=== DATA FOR THIS TASK ===
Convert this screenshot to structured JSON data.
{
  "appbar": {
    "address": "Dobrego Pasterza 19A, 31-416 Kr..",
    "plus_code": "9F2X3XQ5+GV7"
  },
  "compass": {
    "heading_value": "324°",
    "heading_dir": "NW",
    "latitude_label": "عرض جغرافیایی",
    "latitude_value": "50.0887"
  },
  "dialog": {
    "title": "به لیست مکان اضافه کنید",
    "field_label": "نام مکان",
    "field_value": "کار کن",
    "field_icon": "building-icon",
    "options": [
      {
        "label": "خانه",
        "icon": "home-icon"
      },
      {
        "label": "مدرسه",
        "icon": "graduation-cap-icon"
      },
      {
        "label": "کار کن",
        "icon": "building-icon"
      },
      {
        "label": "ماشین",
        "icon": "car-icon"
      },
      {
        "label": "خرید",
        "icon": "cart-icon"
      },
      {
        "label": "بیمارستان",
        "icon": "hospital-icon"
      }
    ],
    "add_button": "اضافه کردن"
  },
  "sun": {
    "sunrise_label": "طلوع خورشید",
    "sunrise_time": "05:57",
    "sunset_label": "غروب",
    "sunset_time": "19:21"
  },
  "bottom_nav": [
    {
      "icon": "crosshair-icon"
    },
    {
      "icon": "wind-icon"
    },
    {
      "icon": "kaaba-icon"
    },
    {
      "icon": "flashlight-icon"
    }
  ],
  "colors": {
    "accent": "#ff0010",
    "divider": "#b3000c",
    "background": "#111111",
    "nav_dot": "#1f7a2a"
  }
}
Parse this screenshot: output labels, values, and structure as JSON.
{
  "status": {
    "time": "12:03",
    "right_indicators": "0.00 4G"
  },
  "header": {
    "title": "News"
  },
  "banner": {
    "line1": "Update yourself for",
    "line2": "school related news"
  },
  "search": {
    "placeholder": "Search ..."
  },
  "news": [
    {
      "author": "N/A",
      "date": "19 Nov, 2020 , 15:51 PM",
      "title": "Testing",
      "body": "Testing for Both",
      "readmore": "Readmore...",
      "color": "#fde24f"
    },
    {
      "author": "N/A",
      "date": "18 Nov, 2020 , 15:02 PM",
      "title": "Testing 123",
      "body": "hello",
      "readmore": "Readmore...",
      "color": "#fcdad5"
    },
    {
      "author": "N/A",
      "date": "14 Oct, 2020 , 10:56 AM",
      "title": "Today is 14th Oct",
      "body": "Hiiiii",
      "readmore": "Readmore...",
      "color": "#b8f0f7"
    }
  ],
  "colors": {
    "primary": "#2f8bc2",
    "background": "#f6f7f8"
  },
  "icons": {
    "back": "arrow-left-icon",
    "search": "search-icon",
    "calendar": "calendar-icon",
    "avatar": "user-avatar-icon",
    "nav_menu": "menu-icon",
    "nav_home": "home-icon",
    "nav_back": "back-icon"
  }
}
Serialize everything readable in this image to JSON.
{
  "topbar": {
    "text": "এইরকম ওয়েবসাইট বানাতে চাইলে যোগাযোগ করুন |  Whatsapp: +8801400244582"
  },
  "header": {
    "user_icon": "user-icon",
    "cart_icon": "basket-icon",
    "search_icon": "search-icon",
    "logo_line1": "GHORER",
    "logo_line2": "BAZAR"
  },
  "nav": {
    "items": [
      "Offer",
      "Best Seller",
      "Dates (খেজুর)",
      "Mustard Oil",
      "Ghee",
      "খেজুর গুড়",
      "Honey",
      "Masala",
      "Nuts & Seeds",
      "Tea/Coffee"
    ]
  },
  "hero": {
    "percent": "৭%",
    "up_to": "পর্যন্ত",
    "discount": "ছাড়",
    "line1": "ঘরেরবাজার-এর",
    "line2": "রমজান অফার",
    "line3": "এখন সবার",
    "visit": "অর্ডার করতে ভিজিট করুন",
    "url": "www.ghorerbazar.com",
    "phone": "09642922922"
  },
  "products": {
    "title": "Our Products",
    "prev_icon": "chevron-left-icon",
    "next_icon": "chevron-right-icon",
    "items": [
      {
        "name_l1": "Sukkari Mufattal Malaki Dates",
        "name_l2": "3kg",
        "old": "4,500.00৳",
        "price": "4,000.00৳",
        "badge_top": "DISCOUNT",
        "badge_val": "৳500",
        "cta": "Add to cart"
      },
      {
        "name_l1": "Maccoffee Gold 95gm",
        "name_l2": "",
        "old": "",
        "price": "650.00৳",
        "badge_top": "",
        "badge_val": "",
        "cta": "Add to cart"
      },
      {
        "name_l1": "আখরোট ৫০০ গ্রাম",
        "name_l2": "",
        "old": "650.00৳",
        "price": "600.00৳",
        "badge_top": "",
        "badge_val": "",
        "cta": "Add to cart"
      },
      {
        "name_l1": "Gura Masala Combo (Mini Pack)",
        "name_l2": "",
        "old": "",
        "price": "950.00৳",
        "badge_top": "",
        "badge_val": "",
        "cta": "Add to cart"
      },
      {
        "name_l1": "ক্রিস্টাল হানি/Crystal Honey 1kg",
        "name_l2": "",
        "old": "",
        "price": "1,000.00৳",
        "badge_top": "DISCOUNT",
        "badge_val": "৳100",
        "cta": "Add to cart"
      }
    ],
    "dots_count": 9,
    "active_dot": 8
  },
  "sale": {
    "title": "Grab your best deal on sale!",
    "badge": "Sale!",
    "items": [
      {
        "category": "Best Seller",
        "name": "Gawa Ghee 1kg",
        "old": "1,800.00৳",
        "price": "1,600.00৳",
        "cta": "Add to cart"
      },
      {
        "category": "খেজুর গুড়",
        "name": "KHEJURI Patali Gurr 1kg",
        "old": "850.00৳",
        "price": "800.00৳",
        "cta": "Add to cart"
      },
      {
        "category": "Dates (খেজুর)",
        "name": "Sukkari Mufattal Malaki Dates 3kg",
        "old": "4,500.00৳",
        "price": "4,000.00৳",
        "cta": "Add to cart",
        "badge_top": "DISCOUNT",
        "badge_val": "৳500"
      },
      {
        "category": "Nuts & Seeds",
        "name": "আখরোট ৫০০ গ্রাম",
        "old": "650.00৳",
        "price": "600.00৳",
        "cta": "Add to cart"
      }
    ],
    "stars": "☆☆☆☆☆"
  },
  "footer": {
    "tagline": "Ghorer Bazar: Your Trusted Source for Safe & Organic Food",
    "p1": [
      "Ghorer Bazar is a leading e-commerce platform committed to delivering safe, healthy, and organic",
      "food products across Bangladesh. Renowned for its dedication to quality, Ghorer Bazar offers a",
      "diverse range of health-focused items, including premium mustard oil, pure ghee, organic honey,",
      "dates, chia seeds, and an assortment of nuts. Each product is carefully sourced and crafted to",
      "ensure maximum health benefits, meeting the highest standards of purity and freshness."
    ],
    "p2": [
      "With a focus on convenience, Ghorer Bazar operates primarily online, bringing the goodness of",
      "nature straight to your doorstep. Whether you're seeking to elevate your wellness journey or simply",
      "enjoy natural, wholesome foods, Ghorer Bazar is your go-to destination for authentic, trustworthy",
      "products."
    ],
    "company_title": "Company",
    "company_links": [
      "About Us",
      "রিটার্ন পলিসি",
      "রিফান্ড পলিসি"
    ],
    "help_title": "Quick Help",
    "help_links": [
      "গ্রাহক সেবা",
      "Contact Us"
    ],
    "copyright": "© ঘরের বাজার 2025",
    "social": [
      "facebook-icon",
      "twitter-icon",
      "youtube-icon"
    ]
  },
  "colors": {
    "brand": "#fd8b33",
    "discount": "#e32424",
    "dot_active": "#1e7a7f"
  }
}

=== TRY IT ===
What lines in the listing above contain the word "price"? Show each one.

=== TASK ANSWER ===
        "price": "4,000.00৳",
        "price": "650.00৳",
        "price": "600.00৳",
        "price": "950.00৳",
        "price": "1,000.00৳",
        "price": "1,600.00৳",
        "price": "800.00৳",
        "price": "4,000.00৳",
        "price": "600.00৳",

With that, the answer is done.